Aim of the exercise =>
Restate the entries below in full, exactly as they read, but without pictures.
++++++++++
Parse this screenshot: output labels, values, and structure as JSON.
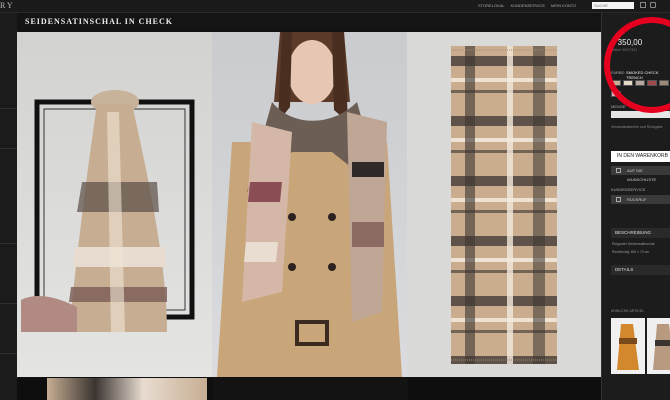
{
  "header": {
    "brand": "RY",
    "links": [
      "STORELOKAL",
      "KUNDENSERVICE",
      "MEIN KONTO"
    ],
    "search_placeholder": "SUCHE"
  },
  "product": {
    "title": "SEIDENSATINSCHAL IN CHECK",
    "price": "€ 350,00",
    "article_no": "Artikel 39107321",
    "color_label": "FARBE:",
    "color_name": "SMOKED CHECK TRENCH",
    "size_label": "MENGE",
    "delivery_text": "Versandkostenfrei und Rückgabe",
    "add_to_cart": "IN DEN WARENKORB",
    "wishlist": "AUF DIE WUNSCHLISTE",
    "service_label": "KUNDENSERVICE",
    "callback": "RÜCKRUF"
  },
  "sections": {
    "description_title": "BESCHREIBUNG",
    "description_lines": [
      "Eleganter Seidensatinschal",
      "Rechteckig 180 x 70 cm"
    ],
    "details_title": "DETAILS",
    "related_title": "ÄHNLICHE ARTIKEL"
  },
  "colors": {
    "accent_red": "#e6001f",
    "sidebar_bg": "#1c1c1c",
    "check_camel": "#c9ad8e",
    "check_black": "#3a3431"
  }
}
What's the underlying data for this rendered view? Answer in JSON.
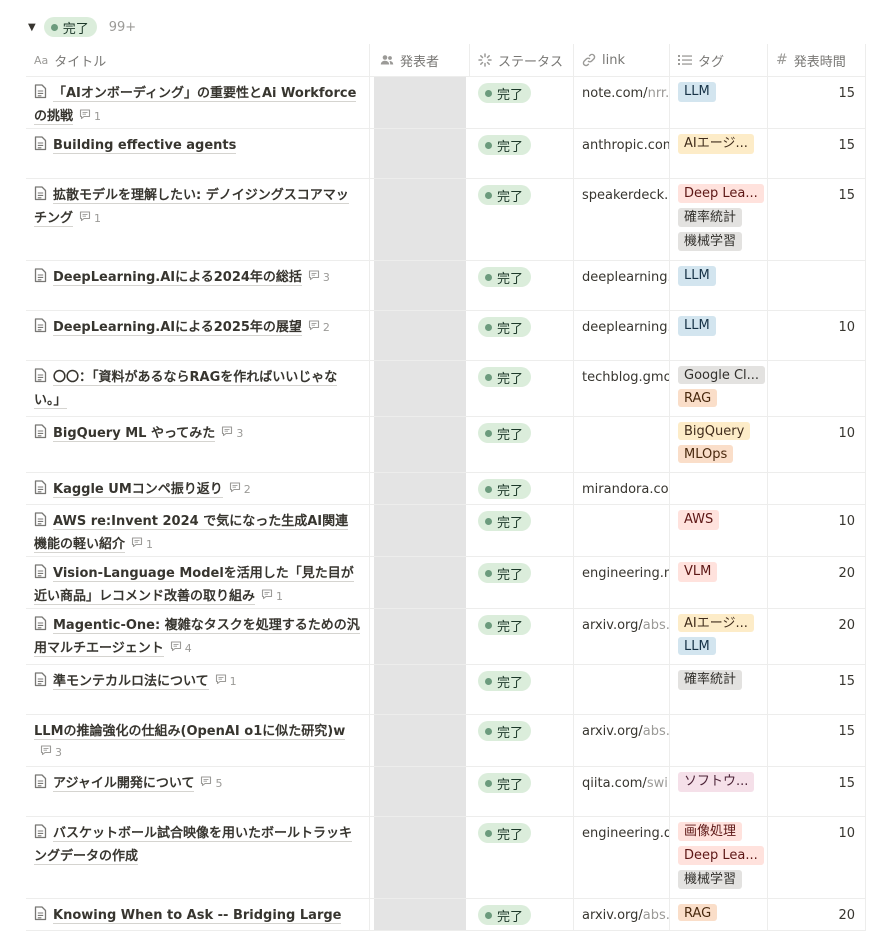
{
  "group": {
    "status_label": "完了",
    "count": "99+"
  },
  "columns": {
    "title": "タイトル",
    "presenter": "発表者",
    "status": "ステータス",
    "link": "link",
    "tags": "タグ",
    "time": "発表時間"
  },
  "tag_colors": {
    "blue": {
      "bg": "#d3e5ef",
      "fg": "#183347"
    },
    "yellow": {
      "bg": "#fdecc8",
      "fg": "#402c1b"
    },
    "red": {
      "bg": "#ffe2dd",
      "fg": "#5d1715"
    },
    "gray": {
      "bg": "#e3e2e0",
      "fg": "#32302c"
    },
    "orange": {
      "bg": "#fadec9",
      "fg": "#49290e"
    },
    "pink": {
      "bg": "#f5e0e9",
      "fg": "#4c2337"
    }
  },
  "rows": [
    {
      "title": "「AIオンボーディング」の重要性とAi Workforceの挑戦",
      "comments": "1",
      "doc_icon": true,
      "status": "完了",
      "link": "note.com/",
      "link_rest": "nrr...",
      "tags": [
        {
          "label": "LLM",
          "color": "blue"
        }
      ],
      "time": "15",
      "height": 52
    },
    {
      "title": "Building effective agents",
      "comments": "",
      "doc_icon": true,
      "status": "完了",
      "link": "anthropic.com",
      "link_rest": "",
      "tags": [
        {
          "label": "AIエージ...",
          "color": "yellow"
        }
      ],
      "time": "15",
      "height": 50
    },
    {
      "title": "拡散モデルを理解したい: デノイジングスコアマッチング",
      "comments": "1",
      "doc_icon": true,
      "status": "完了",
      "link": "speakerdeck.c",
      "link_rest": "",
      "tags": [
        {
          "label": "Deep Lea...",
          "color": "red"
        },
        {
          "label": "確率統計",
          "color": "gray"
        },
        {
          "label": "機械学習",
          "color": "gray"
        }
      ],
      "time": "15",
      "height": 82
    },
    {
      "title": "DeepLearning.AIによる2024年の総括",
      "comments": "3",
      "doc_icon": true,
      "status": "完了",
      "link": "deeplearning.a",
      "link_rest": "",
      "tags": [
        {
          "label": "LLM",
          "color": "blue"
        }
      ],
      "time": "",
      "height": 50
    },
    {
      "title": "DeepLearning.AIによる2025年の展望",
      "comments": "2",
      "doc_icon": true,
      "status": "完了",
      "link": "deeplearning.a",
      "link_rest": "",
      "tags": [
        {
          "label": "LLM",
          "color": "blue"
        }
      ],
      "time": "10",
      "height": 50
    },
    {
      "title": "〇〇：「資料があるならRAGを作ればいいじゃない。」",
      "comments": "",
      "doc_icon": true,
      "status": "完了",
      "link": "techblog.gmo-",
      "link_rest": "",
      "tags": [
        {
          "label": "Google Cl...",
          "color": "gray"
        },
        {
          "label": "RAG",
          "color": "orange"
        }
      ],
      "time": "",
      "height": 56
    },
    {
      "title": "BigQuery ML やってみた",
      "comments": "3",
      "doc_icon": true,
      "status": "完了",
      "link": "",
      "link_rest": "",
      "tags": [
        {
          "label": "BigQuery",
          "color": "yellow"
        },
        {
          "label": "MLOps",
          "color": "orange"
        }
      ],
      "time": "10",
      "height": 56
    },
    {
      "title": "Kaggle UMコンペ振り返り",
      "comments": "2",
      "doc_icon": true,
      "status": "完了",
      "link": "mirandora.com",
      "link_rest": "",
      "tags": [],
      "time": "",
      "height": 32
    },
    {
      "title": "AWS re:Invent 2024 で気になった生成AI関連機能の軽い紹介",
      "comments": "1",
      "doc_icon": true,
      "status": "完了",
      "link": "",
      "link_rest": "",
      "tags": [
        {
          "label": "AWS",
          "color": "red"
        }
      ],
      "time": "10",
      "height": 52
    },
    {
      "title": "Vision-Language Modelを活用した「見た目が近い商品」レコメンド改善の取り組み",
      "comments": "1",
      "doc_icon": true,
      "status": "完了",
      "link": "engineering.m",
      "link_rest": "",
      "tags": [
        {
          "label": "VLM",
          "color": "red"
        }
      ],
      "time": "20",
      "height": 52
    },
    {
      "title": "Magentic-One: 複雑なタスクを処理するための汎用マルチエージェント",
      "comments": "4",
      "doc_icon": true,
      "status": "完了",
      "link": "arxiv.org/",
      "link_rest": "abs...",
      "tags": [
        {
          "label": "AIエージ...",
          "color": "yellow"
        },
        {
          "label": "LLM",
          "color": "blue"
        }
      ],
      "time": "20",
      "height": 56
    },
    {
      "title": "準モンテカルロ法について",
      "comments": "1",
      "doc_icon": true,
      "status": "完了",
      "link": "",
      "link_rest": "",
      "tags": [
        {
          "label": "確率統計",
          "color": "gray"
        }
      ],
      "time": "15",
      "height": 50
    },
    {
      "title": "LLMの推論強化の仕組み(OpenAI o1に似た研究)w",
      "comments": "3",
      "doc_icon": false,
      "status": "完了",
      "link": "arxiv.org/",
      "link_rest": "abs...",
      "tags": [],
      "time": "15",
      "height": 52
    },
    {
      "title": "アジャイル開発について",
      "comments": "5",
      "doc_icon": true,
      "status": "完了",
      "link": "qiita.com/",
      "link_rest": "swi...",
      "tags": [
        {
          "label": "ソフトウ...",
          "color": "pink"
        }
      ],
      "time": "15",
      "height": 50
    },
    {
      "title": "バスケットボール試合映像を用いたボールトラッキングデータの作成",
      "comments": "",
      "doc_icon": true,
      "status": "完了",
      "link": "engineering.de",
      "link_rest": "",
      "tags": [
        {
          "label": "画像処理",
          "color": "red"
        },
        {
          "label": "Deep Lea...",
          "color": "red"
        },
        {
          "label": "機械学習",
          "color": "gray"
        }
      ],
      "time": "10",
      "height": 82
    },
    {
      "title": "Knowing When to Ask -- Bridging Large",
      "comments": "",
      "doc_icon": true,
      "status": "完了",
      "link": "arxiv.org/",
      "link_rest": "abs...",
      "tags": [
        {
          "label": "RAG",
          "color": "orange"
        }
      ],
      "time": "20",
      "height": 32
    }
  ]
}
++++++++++
Answer to this exercise =>
Parse this screenshot: output labels, values, and structure as JSON.
{
  "header": {
    "brand": "RY",
    "links": [
      "STORELOKAL",
      "KUNDENSERVICE",
      "MEIN KONTO"
    ],
    "search_placeholder": "SUCHE"
  },
  "product": {
    "title": "SEIDENSATINSCHAL IN CHECK",
    "price": "€ 350,00",
    "article_no": "Artikel 39107321",
    "color_label": "FARBE:",
    "color_name": "SMOKED CHECK TRENCH",
    "size_label": "MENGE",
    "delivery_text": "Versandkostenfrei und Rückgabe",
    "add_to_cart": "IN DEN WARENKORB",
    "wishlist": "AUF DIE WUNSCHLISTE",
    "service_label": "KUNDENSERVICE",
    "callback": "RÜCKRUF"
  },
  "sections": {
    "description_title": "BESCHREIBUNG",
    "description_lines": [
      "Eleganter Seidensatinschal",
      "Rechteckig 180 x 70 cm"
    ],
    "details_title": "DETAILS",
    "related_title": "ÄHNLICHE ARTIKEL"
  },
  "colors": {
    "accent_red": "#e6001f",
    "sidebar_bg": "#1c1c1c",
    "check_camel": "#c9ad8e",
    "check_black": "#3a3431"
  }
}
What's the underlying data for this rendered view? Answer in JSON.
{
  "group": {
    "status_label": "完了",
    "count": "99+"
  },
  "columns": {
    "title": "タイトル",
    "presenter": "発表者",
    "status": "ステータス",
    "link": "link",
    "tags": "タグ",
    "time": "発表時間"
  },
  "tag_colors": {
    "blue": {
      "bg": "#d3e5ef",
      "fg": "#183347"
    },
    "yellow": {
      "bg": "#fdecc8",
      "fg": "#402c1b"
    },
    "red": {
      "bg": "#ffe2dd",
      "fg": "#5d1715"
    },
    "gray": {
      "bg": "#e3e2e0",
      "fg": "#32302c"
    },
    "orange": {
      "bg": "#fadec9",
      "fg": "#49290e"
    },
    "pink": {
      "bg": "#f5e0e9",
      "fg": "#4c2337"
    }
  },
  "rows": [
    {
      "title": "「AIオンボーディング」の重要性とAi Workforceの挑戦",
      "comments": "1",
      "doc_icon": true,
      "status": "完了",
      "link": "note.com/",
      "link_rest": "nrr...",
      "tags": [
        {
          "label": "LLM",
          "color": "blue"
        }
      ],
      "time": "15",
      "height": 52
    },
    {
      "title": "Building effective agents",
      "comments": "",
      "doc_icon": true,
      "status": "完了",
      "link": "anthropic.com",
      "link_rest": "",
      "tags": [
        {
          "label": "AIエージ...",
          "color": "yellow"
        }
      ],
      "time": "15",
      "height": 50
    },
    {
      "title": "拡散モデルを理解したい: デノイジングスコアマッチング",
      "comments": "1",
      "doc_icon": true,
      "status": "完了",
      "link": "speakerdeck.c",
      "link_rest": "",
      "tags": [
        {
          "label": "Deep Lea...",
          "color": "red"
        },
        {
          "label": "確率統計",
          "color": "gray"
        },
        {
          "label": "機械学習",
          "color": "gray"
        }
      ],
      "time": "15",
      "height": 82
    },
    {
      "title": "DeepLearning.AIによる2024年の総括",
      "comments": "3",
      "doc_icon": true,
      "status": "完了",
      "link": "deeplearning.a",
      "link_rest": "",
      "tags": [
        {
          "label": "LLM",
          "color": "blue"
        }
      ],
      "time": "",
      "height": 50
    },
    {
      "title": "DeepLearning.AIによる2025年の展望",
      "comments": "2",
      "doc_icon": true,
      "status": "完了",
      "link": "deeplearning.a",
      "link_rest": "",
      "tags": [
        {
          "label": "LLM",
          "color": "blue"
        }
      ],
      "time": "10",
      "height": 50
    },
    {
      "title": "〇〇：「資料があるならRAGを作ればいいじゃない。」",
      "comments": "",
      "doc_icon": true,
      "status": "完了",
      "link": "techblog.gmo-",
      "link_rest": "",
      "tags": [
        {
          "label": "Google Cl...",
          "color": "gray"
        },
        {
          "label": "RAG",
          "color": "orange"
        }
      ],
      "time": "",
      "height": 56
    },
    {
      "title": "BigQuery ML やってみた",
      "comments": "3",
      "doc_icon": true,
      "status": "完了",
      "link": "",
      "link_rest": "",
      "tags": [
        {
          "label": "BigQuery",
          "color": "yellow"
        },
        {
          "label": "MLOps",
          "color": "orange"
        }
      ],
      "time": "10",
      "height": 56
    },
    {
      "title": "Kaggle UMコンペ振り返り",
      "comments": "2",
      "doc_icon": true,
      "status": "完了",
      "link": "mirandora.com",
      "link_rest": "",
      "tags": [],
      "time": "",
      "height": 32
    },
    {
      "title": "AWS re:Invent 2024 で気になった生成AI関連機能の軽い紹介",
      "comments": "1",
      "doc_icon": true,
      "status": "完了",
      "link": "",
      "link_rest": "",
      "tags": [
        {
          "label": "AWS",
          "color": "red"
        }
      ],
      "time": "10",
      "height": 52
    },
    {
      "title": "Vision-Language Modelを活用した「見た目が近い商品」レコメンド改善の取り組み",
      "comments": "1",
      "doc_icon": true,
      "status": "完了",
      "link": "engineering.m",
      "link_rest": "",
      "tags": [
        {
          "label": "VLM",
          "color": "red"
        }
      ],
      "time": "20",
      "height": 52
    },
    {
      "title": "Magentic-One: 複雑なタスクを処理するための汎用マルチエージェント",
      "comments": "4",
      "doc_icon": true,
      "status": "完了",
      "link": "arxiv.org/",
      "link_rest": "abs...",
      "tags": [
        {
          "label": "AIエージ...",
          "color": "yellow"
        },
        {
          "label": "LLM",
          "color": "blue"
        }
      ],
      "time": "20",
      "height": 56
    },
    {
      "title": "準モンテカルロ法について",
      "comments": "1",
      "doc_icon": true,
      "status": "完了",
      "link": "",
      "link_rest": "",
      "tags": [
        {
          "label": "確率統計",
          "color": "gray"
        }
      ],
      "time": "15",
      "height": 50
    },
    {
      "title": "LLMの推論強化の仕組み(OpenAI o1に似た研究)w",
      "comments": "3",
      "doc_icon": false,
      "status": "完了",
      "link": "arxiv.org/",
      "link_rest": "abs...",
      "tags": [],
      "time": "15",
      "height": 52
    },
    {
      "title": "アジャイル開発について",
      "comments": "5",
      "doc_icon": true,
      "status": "完了",
      "link": "qiita.com/",
      "link_rest": "swi...",
      "tags": [
        {
          "label": "ソフトウ...",
          "color": "pink"
        }
      ],
      "time": "15",
      "height": 50
    },
    {
      "title": "バスケットボール試合映像を用いたボールトラッキングデータの作成",
      "comments": "",
      "doc_icon": true,
      "status": "完了",
      "link": "engineering.de",
      "link_rest": "",
      "tags": [
        {
          "label": "画像処理",
          "color": "red"
        },
        {
          "label": "Deep Lea...",
          "color": "red"
        },
        {
          "label": "機械学習",
          "color": "gray"
        }
      ],
      "time": "10",
      "height": 82
    },
    {
      "title": "Knowing When to Ask -- Bridging Large",
      "comments": "",
      "doc_icon": true,
      "status": "完了",
      "link": "arxiv.org/",
      "link_rest": "abs...",
      "tags": [
        {
          "label": "RAG",
          "color": "orange"
        }
      ],
      "time": "20",
      "height": 32
    }
  ]
}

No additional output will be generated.